Born in Oakdale, California, Bert Dingley was one of the pioneering West Coast drivers.
He started racing in 1904 and later in the year joined the Pope Motor Car Company works team. At his first meeting for them at the Los Angeles Agricultural Park he drove a Pope-Toledo in four races taking three firsts and a second.
The following year he raced in the American Elimination Trial for the Vanderbilt Cup Race once again driving a Pope-Toledo. Bert overtook Joe Tracy in the Locomobile on the last lap to take the win by 59 seconds, covering the 113 miles at an average speed of 56.2 mph. This earned him one of the five entires for the 1905 Vanderbilt Cup Race.
In the race he was running well on the first lap when he suffered mechanical problems. A lengthy stop for repairs ensued and one completed he rejoined but was still well behind in 12th place when the race ended.
For the 1906 American Elimination Trial, Dingley was asked by his friend Herb Lytle to be his riding mechanic and together they took their Pope-Toledo to a fourth place finish. Sadly though they were disqualified for receiving outside assistance to start the car on lap 8.
In 1909 he raced a Chalmers-Detroit in AAA taking wins at Portland and Santa Monica. In the seven races he also took 2 seconds and a third. This was enough for him to be declared the first American Championship Car Racing Champion. However when the 1902 to 1908 championship results were reviewed on the basis of better information in 1951 Dingley was stripped of the championship which was then awarded to George Robertson.
In October that year he caused a bit of a stir at the Fairmont Park Motor races when his wife joined his as his riding mechanic for four laps during practice. It was not the first time she had ridden with her husband and had actually raced with him at Portland. She actually had to do some work as Bert got a puncture. While she removed the tyre Bert got the new one ready and put it on.

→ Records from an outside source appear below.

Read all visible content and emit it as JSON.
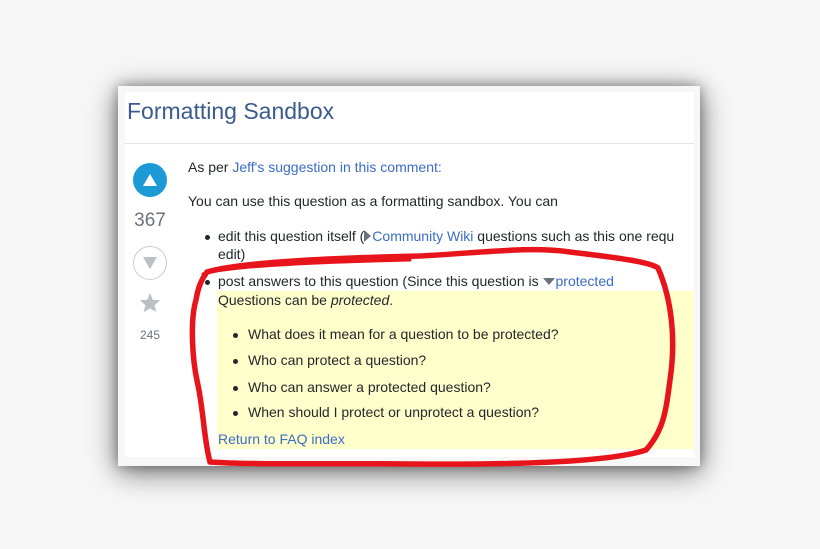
{
  "question": {
    "title": "Formatting Sandbox"
  },
  "votes": {
    "score": "367",
    "favorite_count": "245",
    "upvote_icon": "arrow-up-icon",
    "downvote_icon": "arrow-down-icon",
    "favorite_icon": "star-icon"
  },
  "body": {
    "intro_prefix": "As per ",
    "intro_link": "Jeff's suggestion in this comment:",
    "paragraph": "You can use this question as a formatting sandbox. You can",
    "bullet1": {
      "prefix": "edit this question itself (",
      "link": "Community Wiki",
      "suffix": " questions such as this one requ",
      "continuation": "edit)"
    },
    "bullet2": {
      "prefix": "post answers to this question (Since this question is ",
      "link": "protected"
    }
  },
  "protected_popup": {
    "intro_text": "Questions can be ",
    "intro_emphasis": "protected",
    "intro_end": ".",
    "faq_items": [
      "What does it mean for a question to be protected?",
      "Who can protect a question?",
      "Who can answer a protected question?",
      "When should I protect or unprotect a question?"
    ],
    "return_link": "Return to FAQ index"
  },
  "colors": {
    "title": "#3a5b8c",
    "link": "#3b6cc6",
    "upvote_active": "#1c9ad6",
    "popup_background": "#ffffcc",
    "annotation": "#e8141b"
  }
}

Returning to drive for Pope again in 1910, he entered the Vanderbilt Cup Races in 1910 driving a Pope-Hartford. The race now featured pits with two crew members who could help the driver and riding mechanic though their activities were limited to changing tyres and refueling and topping up oil and water. They could also help with the cranking of the car to restart it. He started in 20th and was running well and up to 5th place on lap 8 but at the finish he had dropped to tenth, having completed the 22 laps at an average speed of 59.90 mph.

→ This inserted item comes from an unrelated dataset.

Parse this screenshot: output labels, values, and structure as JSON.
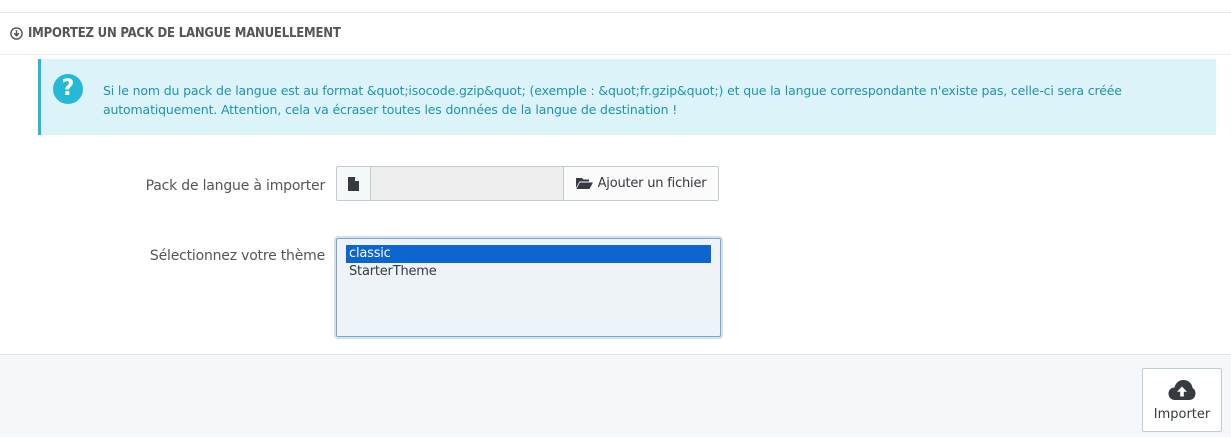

1911 he continued with the Pope-Hartford in AAA taking a win in San Francisco as well as a second in San Francisco, Bakersfield and Santa Monica.
He didn't race much in 1912. He did enter the Indy 500 driving a Simplex he started 10th but retired on lap 116 with a broken con-rod.
He started 1914 racing a Pope-Hartford in the William K. Vanderbilt Cup at Santa Monica but retired in practice. At this time Bert was in charge of the sales department of the Los Angeles Pope-Hartord dealership so when Frank Young, a wealthy young man who as acted as a riding mechanic for Bert in 1913 acquired the 14 litre S74 Fiat with an unrepairable engine, it was logical to install a Pope Hartford OHV replacement into the chassis. After rejecting every sugestion for a name for the resulting machine in desperation someone uttered "Oh no" and that was it...the Ono was christened.
They took it to the newly opened Pacific Coast Speedway, seven miles south of Tacoma, after a promissing 4th in the first race, the 200 mile Golden Potlach Trophy Race, he was then seriously injured the following day in the second, the 250 mile Montamarathon Trophy Race, and spent months recovering in the hospital.
Bert Dingley died at the age of 84 on April 7, 1966 in Indianapolis, Indiana.